MATERIAL SHOWN —
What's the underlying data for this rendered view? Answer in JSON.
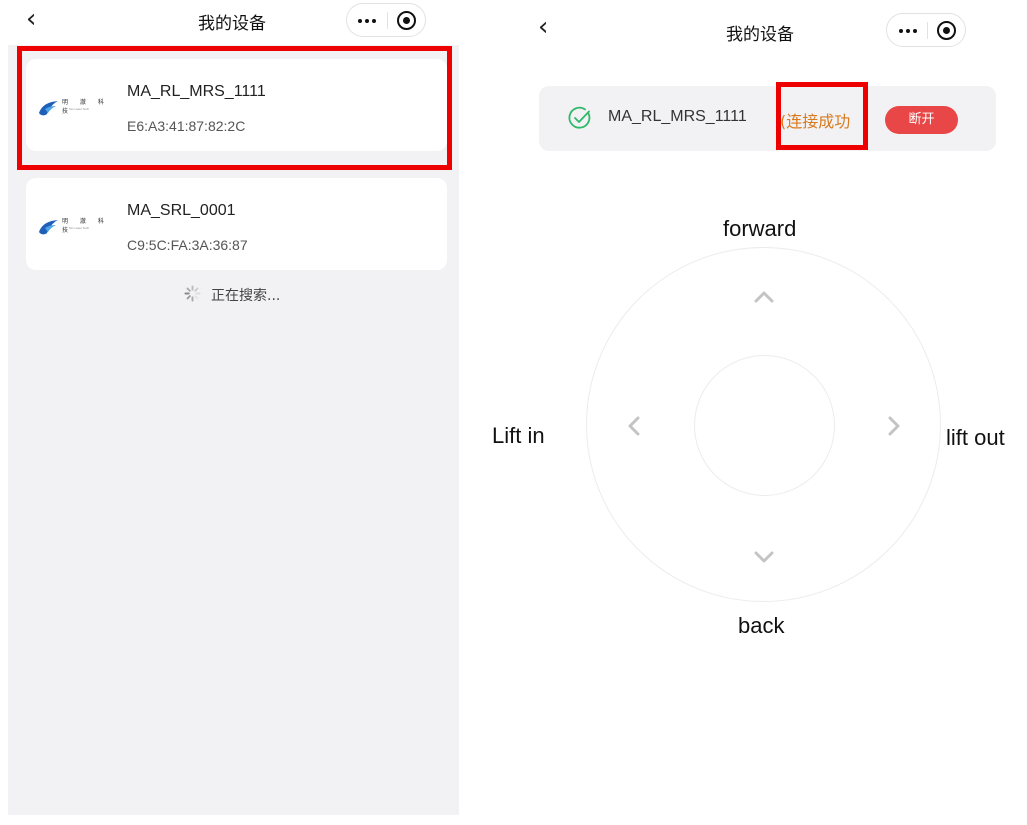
{
  "left": {
    "nav": {
      "back": "‹",
      "title": "我的设备"
    },
    "devices": [
      {
        "name": "MA_RL_MRS_1111",
        "mac": "E6:A3:41:87:82:2C",
        "logo_cn": "明 澈 科 技",
        "logo_en": "Tec Laser Tech"
      },
      {
        "name": "MA_SRL_0001",
        "mac": "C9:5C:FA:3A:36:87",
        "logo_cn": "明 澈 科 技",
        "logo_en": "Tec Laser Tech"
      }
    ],
    "searching_text": "正在搜索..."
  },
  "right": {
    "nav": {
      "back": "‹",
      "title": "我的设备"
    },
    "connection": {
      "device_name": "MA_RL_MRS_1111",
      "status": "(连接成功",
      "disconnect_label": "断开"
    },
    "joystick": {
      "forward": "forward",
      "back": "back",
      "left": "Lift in",
      "right": "lift out"
    }
  },
  "colors": {
    "highlight": "#ee0000",
    "status_orange": "#d87a1e",
    "disconnect_red": "#e94747",
    "check_green": "#2fb86a"
  },
  "icons": [
    "back-arrow-icon",
    "more-dots-icon",
    "target-icon",
    "logo-icon",
    "spinner-icon",
    "check-circle-icon",
    "chevron-up-icon",
    "chevron-down-icon",
    "chevron-left-icon",
    "chevron-right-icon"
  ]
}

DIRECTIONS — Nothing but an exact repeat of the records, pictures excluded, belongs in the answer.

OUTPUT FOR THIS TASK —
What's the underlying data for this rendered view? Answer in JSON.
{
  "left": {
    "nav": {
      "back": "‹",
      "title": "我的设备"
    },
    "devices": [
      {
        "name": "MA_RL_MRS_1111",
        "mac": "E6:A3:41:87:82:2C",
        "logo_cn": "明 澈 科 技",
        "logo_en": "Tec Laser Tech"
      },
      {
        "name": "MA_SRL_0001",
        "mac": "C9:5C:FA:3A:36:87",
        "logo_cn": "明 澈 科 技",
        "logo_en": "Tec Laser Tech"
      }
    ],
    "searching_text": "正在搜索..."
  },
  "right": {
    "nav": {
      "back": "‹",
      "title": "我的设备"
    },
    "connection": {
      "device_name": "MA_RL_MRS_1111",
      "status": "(连接成功",
      "disconnect_label": "断开"
    },
    "joystick": {
      "forward": "forward",
      "back": "back",
      "left": "Lift in",
      "right": "lift out"
    }
  },
  "colors": {
    "highlight": "#ee0000",
    "status_orange": "#d87a1e",
    "disconnect_red": "#e94747",
    "check_green": "#2fb86a"
  },
  "icons": [
    "back-arrow-icon",
    "more-dots-icon",
    "target-icon",
    "logo-icon",
    "spinner-icon",
    "check-circle-icon",
    "chevron-up-icon",
    "chevron-down-icon",
    "chevron-left-icon",
    "chevron-right-icon"
  ]
}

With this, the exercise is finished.